▸ YOUR ASSIGNMENT: The response should consist of the records, reproduced exactly.

─── RECORD SET

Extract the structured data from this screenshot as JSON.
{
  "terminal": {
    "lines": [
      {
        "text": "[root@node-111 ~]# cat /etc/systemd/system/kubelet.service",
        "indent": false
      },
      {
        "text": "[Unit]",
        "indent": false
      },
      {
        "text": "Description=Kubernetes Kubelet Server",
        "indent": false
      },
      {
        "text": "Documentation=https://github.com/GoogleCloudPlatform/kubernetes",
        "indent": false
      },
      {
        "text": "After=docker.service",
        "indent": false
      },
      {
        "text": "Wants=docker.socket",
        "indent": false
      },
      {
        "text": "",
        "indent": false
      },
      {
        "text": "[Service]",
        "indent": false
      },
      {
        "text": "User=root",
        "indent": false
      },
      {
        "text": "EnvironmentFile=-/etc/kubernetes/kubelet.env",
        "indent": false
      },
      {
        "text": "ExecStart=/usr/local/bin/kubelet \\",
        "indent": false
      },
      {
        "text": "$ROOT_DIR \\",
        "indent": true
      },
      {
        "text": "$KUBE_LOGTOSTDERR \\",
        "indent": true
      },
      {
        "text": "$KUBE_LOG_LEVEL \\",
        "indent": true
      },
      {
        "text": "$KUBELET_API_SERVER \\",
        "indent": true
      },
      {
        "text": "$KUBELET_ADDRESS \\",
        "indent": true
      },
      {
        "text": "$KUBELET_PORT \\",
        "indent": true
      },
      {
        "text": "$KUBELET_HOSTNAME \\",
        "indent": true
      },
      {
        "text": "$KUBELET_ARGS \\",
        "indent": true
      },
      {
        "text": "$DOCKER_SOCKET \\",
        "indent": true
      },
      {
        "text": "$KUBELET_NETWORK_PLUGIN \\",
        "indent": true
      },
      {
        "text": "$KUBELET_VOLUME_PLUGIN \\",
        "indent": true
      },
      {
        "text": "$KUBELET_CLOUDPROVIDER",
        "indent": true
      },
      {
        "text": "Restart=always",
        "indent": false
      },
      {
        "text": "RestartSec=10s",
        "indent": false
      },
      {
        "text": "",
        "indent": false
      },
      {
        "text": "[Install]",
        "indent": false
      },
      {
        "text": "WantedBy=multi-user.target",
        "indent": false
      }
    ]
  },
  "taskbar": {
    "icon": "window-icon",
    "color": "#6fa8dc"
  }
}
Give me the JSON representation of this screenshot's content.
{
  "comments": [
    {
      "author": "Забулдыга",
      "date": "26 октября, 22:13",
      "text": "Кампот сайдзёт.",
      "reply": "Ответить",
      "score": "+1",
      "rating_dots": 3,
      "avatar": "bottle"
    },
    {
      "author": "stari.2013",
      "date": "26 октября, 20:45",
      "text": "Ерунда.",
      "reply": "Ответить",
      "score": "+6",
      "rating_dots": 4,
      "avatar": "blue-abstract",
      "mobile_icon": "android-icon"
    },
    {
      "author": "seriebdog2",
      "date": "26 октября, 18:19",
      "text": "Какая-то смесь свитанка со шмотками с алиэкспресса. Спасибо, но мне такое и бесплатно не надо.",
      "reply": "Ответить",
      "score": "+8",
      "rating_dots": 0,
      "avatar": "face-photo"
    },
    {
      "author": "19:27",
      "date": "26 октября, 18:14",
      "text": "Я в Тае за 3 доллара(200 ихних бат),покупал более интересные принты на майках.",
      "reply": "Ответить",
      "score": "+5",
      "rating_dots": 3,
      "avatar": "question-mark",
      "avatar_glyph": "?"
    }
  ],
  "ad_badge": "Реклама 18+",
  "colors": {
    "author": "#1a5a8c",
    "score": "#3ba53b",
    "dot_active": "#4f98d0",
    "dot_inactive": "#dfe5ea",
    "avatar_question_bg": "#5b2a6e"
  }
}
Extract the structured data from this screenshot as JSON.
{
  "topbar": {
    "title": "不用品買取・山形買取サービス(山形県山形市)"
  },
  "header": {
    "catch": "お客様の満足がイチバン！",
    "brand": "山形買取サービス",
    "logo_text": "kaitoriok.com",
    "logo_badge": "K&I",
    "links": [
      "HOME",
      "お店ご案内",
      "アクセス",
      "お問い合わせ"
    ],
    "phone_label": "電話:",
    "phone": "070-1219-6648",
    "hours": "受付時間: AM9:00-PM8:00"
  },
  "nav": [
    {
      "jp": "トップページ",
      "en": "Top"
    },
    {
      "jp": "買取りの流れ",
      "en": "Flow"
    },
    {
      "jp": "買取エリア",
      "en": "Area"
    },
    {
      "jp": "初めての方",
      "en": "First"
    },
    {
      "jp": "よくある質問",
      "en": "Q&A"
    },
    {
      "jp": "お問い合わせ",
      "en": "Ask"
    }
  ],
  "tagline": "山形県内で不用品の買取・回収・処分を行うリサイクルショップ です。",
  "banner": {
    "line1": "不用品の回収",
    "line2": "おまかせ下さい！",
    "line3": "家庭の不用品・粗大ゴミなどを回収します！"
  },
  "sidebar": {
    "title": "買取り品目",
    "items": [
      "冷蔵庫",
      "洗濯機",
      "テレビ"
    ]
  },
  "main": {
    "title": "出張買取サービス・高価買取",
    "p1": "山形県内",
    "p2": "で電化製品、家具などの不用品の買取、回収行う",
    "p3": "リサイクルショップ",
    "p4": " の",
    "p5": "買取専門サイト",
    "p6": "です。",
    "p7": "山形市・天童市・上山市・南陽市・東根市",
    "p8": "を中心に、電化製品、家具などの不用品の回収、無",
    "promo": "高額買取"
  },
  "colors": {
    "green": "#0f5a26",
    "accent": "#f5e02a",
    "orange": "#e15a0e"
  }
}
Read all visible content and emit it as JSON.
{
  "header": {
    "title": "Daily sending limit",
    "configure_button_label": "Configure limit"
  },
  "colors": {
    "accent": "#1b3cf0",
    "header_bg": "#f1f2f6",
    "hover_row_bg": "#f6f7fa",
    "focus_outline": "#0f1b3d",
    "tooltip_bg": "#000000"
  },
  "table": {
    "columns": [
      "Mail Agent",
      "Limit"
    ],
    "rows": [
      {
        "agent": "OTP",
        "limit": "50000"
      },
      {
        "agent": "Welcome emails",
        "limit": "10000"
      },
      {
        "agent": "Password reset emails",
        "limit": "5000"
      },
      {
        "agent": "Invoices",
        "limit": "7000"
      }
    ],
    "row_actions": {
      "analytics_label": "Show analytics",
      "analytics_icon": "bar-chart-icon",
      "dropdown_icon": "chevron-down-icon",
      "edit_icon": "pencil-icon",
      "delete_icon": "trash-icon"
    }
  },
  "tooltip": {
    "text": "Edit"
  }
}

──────

▸ OUTPUT BELOW:
Extract the structured data from this screenshot as JSON.
{
  "terminal": {
    "lines": [
      {
        "text": "[root@node-111 ~]# cat /etc/systemd/system/kubelet.service",
        "indent": false
      },
      {
        "text": "[Unit]",
        "indent": false
      },
      {
        "text": "Description=Kubernetes Kubelet Server",
        "indent": false
      },
      {
        "text": "Documentation=https://github.com/GoogleCloudPlatform/kubernetes",
        "indent": false
      },
      {
        "text": "After=docker.service",
        "indent": false
      },
      {
        "text": "Wants=docker.socket",
        "indent": false
      },
      {
        "text": "",
        "indent": false
      },
      {
        "text": "[Service]",
        "indent": false
      },
      {
        "text": "User=root",
        "indent": false
      },
      {
        "text": "EnvironmentFile=-/etc/kubernetes/kubelet.env",
        "indent": false
      },
      {
        "text": "ExecStart=/usr/local/bin/kubelet \\",
        "indent": false
      },
      {
        "text": "$ROOT_DIR \\",
        "indent": true
      },
      {
        "text": "$KUBE_LOGTOSTDERR \\",
        "indent": true
      },
      {
        "text": "$KUBE_LOG_LEVEL \\",
        "indent": true
      },
      {
        "text": "$KUBELET_API_SERVER \\",
        "indent": true
      },
      {
        "text": "$KUBELET_ADDRESS \\",
        "indent": true
      },
      {
        "text": "$KUBELET_PORT \\",
        "indent": true
      },
      {
        "text": "$KUBELET_HOSTNAME \\",
        "indent": true
      },
      {
        "text": "$KUBELET_ARGS \\",
        "indent": true
      },
      {
        "text": "$DOCKER_SOCKET \\",
        "indent": true
      },
      {
        "text": "$KUBELET_NETWORK_PLUGIN \\",
        "indent": true
      },
      {
        "text": "$KUBELET_VOLUME_PLUGIN \\",
        "indent": true
      },
      {
        "text": "$KUBELET_CLOUDPROVIDER",
        "indent": true
      },
      {
        "text": "Restart=always",
        "indent": false
      },
      {
        "text": "RestartSec=10s",
        "indent": false
      },
      {
        "text": "",
        "indent": false
      },
      {
        "text": "[Install]",
        "indent": false
      },
      {
        "text": "WantedBy=multi-user.target",
        "indent": false
      }
    ]
  },
  "taskbar": {
    "icon": "window-icon",
    "color": "#6fa8dc"
  }
}
Give me the JSON representation of this screenshot's content.
{
  "comments": [
    {
      "author": "Забулдыга",
      "date": "26 октября, 22:13",
      "text": "Кампот сайдзёт.",
      "reply": "Ответить",
      "score": "+1",
      "rating_dots": 3,
      "avatar": "bottle"
    },
    {
      "author": "stari.2013",
      "date": "26 октября, 20:45",
      "text": "Ерунда.",
      "reply": "Ответить",
      "score": "+6",
      "rating_dots": 4,
      "avatar": "blue-abstract",
      "mobile_icon": "android-icon"
    },
    {
      "author": "seriebdog2",
      "date": "26 октября, 18:19",
      "text": "Какая-то смесь свитанка со шмотками с алиэкспресса. Спасибо, но мне такое и бесплатно не надо.",
      "reply": "Ответить",
      "score": "+8",
      "rating_dots": 0,
      "avatar": "face-photo"
    },
    {
      "author": "19:27",
      "date": "26 октября, 18:14",
      "text": "Я в Тае за 3 доллара(200 ихних бат),покупал более интересные принты на майках.",
      "reply": "Ответить",
      "score": "+5",
      "rating_dots": 3,
      "avatar": "question-mark",
      "avatar_glyph": "?"
    }
  ],
  "ad_badge": "Реклама 18+",
  "colors": {
    "author": "#1a5a8c",
    "score": "#3ba53b",
    "dot_active": "#4f98d0",
    "dot_inactive": "#dfe5ea",
    "avatar_question_bg": "#5b2a6e"
  }
}
Extract the structured data from this screenshot as JSON.
{
  "topbar": {
    "title": "不用品買取・山形買取サービス(山形県山形市)"
  },
  "header": {
    "catch": "お客様の満足がイチバン！",
    "brand": "山形買取サービス",
    "logo_text": "kaitoriok.com",
    "logo_badge": "K&I",
    "links": [
      "HOME",
      "お店ご案内",
      "アクセス",
      "お問い合わせ"
    ],
    "phone_label": "電話:",
    "phone": "070-1219-6648",
    "hours": "受付時間: AM9:00-PM8:00"
  },
  "nav": [
    {
      "jp": "トップページ",
      "en": "Top"
    },
    {
      "jp": "買取りの流れ",
      "en": "Flow"
    },
    {
      "jp": "買取エリア",
      "en": "Area"
    },
    {
      "jp": "初めての方",
      "en": "First"
    },
    {
      "jp": "よくある質問",
      "en": "Q&A"
    },
    {
      "jp": "お問い合わせ",
      "en": "Ask"
    }
  ],
  "tagline": "山形県内で不用品の買取・回収・処分を行うリサイクルショップ です。",
  "banner": {
    "line1": "不用品の回収",
    "line2": "おまかせ下さい！",
    "line3": "家庭の不用品・粗大ゴミなどを回収します！"
  },
  "sidebar": {
    "title": "買取り品目",
    "items": [
      "冷蔵庫",
      "洗濯機",
      "テレビ"
    ]
  },
  "main": {
    "title": "出張買取サービス・高価買取",
    "p1": "山形県内",
    "p2": "で電化製品、家具などの不用品の買取、回収行う",
    "p3": "リサイクルショップ",
    "p4": " の",
    "p5": "買取専門サイト",
    "p6": "です。",
    "p7": "山形市・天童市・上山市・南陽市・東根市",
    "p8": "を中心に、電化製品、家具などの不用品の回収、無",
    "promo": "高額買取"
  },
  "colors": {
    "green": "#0f5a26",
    "accent": "#f5e02a",
    "orange": "#e15a0e"
  }
}
Read all visible content and emit it as JSON.
{
  "header": {
    "title": "Daily sending limit",
    "configure_button_label": "Configure limit"
  },
  "colors": {
    "accent": "#1b3cf0",
    "header_bg": "#f1f2f6",
    "hover_row_bg": "#f6f7fa",
    "focus_outline": "#0f1b3d",
    "tooltip_bg": "#000000"
  },
  "table": {
    "columns": [
      "Mail Agent",
      "Limit"
    ],
    "rows": [
      {
        "agent": "OTP",
        "limit": "50000"
      },
      {
        "agent": "Welcome emails",
        "limit": "10000"
      },
      {
        "agent": "Password reset emails",
        "limit": "5000"
      },
      {
        "agent": "Invoices",
        "limit": "7000"
      }
    ],
    "row_actions": {
      "analytics_label": "Show analytics",
      "analytics_icon": "bar-chart-icon",
      "dropdown_icon": "chevron-down-icon",
      "edit_icon": "pencil-icon",
      "delete_icon": "trash-icon"
    }
  },
  "tooltip": {
    "text": "Edit"
  }
}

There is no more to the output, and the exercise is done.